The world’s biggest country, in a magazine. Since 1956.
Thursday, July 28, 2016
1. What could be better than a robotic Pushkin that tells jokes? Well, the real Pushkin reciting poetry. Still, the anthropomorphic cyborg poet made a splash at the Forum for Strategic Initiatives, a conference on long-term socio-economic development in Russia. President Vladimir Putin even paid a visit to meet Russia’s top entrepreneurs. Unfortunately, he didn’t seem to like Pushkin’s sense of humor – perhaps because it was in binary code.
2. Pokémon won’t Go away. That’s why Moscow City Hall will launch an augmented-reality app in which players can “catch” historical figures on the streets of Moscow. The effort aims to teach locals about their history as well as rival the Pokémon app, which has been downloaded by thousands of Russians. Keep your eyes peeled for Bulbasaurov, Tsarizard, and Pushkichu – that is, Lomonosov, Tsar Ivan the Terrible, and Pushkin.
3. Would you like some starch, soap, ammonia, or E. coli in your cheese? If so, Russian supermarkets might be the place for you. Food watchdogs Roskontrol and Roskachestvo report that dairy producers have been adding some questionable ingredients to milk, cheese, and other common products. Corruption in the market may be to blame, but maybe we should give chalk a chance as a tasty snack?

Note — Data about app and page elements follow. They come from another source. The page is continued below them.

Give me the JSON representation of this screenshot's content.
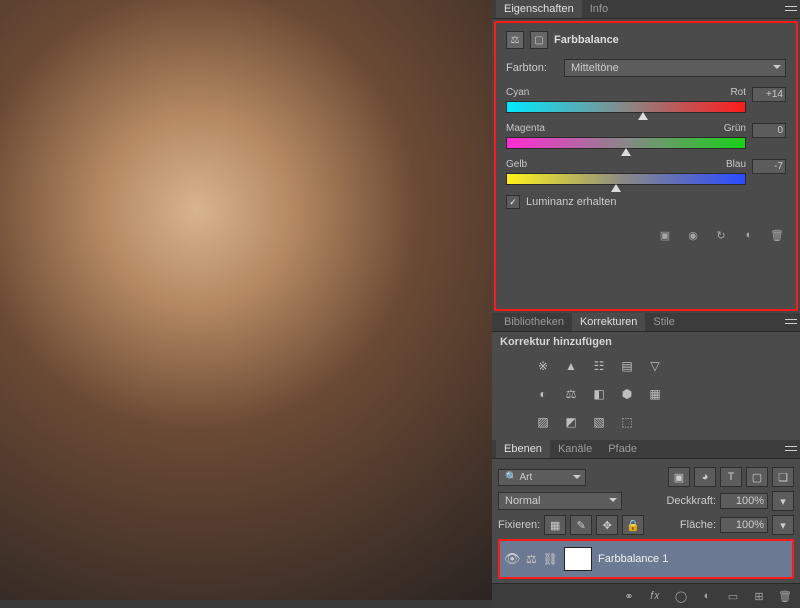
{
  "properties": {
    "tab_eigenschaften": "Eigenschaften",
    "tab_info": "Info",
    "title": "Farbbalance",
    "tone_label": "Farbton:",
    "tone_selected": "Mitteltöne",
    "sliders": {
      "cyan_red": {
        "left": "Cyan",
        "right": "Rot",
        "value": "+14",
        "pos": 57
      },
      "mag_green": {
        "left": "Magenta",
        "right": "Grün",
        "value": "0",
        "pos": 50
      },
      "yel_blue": {
        "left": "Gelb",
        "right": "Blau",
        "value": "-7",
        "pos": 46
      }
    },
    "preserve_lum": "Luminanz erhalten"
  },
  "corrections": {
    "tab_bibliotheken": "Bibliotheken",
    "tab_korrekturen": "Korrekturen",
    "tab_stile": "Stile",
    "heading": "Korrektur hinzufügen",
    "icons_row1": [
      "※",
      "▲",
      "☷",
      "▤",
      "▽"
    ],
    "icons_row2": [
      "◐",
      "⚖",
      "◧",
      "⬢",
      "▦"
    ],
    "icons_row3": [
      "▨",
      "◩",
      "▧",
      "⬚"
    ]
  },
  "layers": {
    "tab_ebenen": "Ebenen",
    "tab_kanaele": "Kanäle",
    "tab_pfade": "Pfade",
    "filter_label": "Art",
    "mode": "Normal",
    "opacity_label": "Deckkraft:",
    "opacity_value": "100%",
    "lock_label": "Fixieren:",
    "fill_label": "Fläche:",
    "fill_value": "100%",
    "layer_name": "Farbbalance 1",
    "filter_icons": [
      "▣",
      "◕",
      "T",
      "▢",
      "❏"
    ],
    "lock_icons": [
      "▦",
      "✎",
      "✥",
      "🔒"
    ]
  }
}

Quote of the Week
“This product cannot be called cheese.”
—The verdict on multiple products by Roscontrol, an organization that tests food products.
In Odder News
There are seven animals that only live in Russia, including the Putinorana – er, Putorana snow sheep.
This may look like two shabby buildings in strange perspective. But the one in front is a plain concrete barrier masquerading as a highrise in Tolyatti. Artsy, huh?
Just one more Pokémon thing: anonymous painters in Yekaterinburg redecorated a granite sphere as a Pokéball. And the authorities aren’t taking it down.
A special section during the Rio Olympics
Good news: the threat of a blanket ban on Russian athletes is no more. The International Olympic Committee has ruled that athletes with clean doping records can compete in Rio. As the Olympics approach, President Putin gave an inspiring speech to athletes – both those preparing to depart and those required to stay behind.
Want more where this comes from? Give your inbox the gift of TWERF, our Thursday newsletter on the quirkiest, obscurest, and Russianest of Russian happenings of the week.
Tractors for Putin, toxic waste for Kaliningrad, and Reagan and Gorbachev for their modern-day counterparts. Also sweet wine, state secrets, and salt.
The scandal around the Bolshoi's latest ballet, remembering an Internet icon, and pro-Putin pensioners, with a dash of PhotoShop of daredevilry.
Getting flak for getting hitched, how fidget spinners foster political dissidence, and a new set of wheels around Russia. Plus dandy pigeons and the best totalitarian tourism.
President Putin visits human rights activists and curious kids, and a famous author falls to pieces. Plus Ivan the Terrible, a terrible auction purchase, and 10 fantastic bridges.
Pranksters solve energy security with pig manure, paratroopers get rowdy, and presidential grants yield surprise winners. Plus, Russia's deadliest plants and getting stuck in an elevator.
Beachgoers bathe in potable sludge, Russians weigh in on replacements for sanctioned food, and the Kremlin revamps funerals. Plus, Putin goes fishing.
A not-quite lake makes a splash, zombies on public transit, and problems memorializing history's tragedies. But on the bright side, shirtless men and hippos.
Elections are the new dinner and a movie. Plus, Moscow's heading east, rap battles get a bad rap, and pickles and melons galore.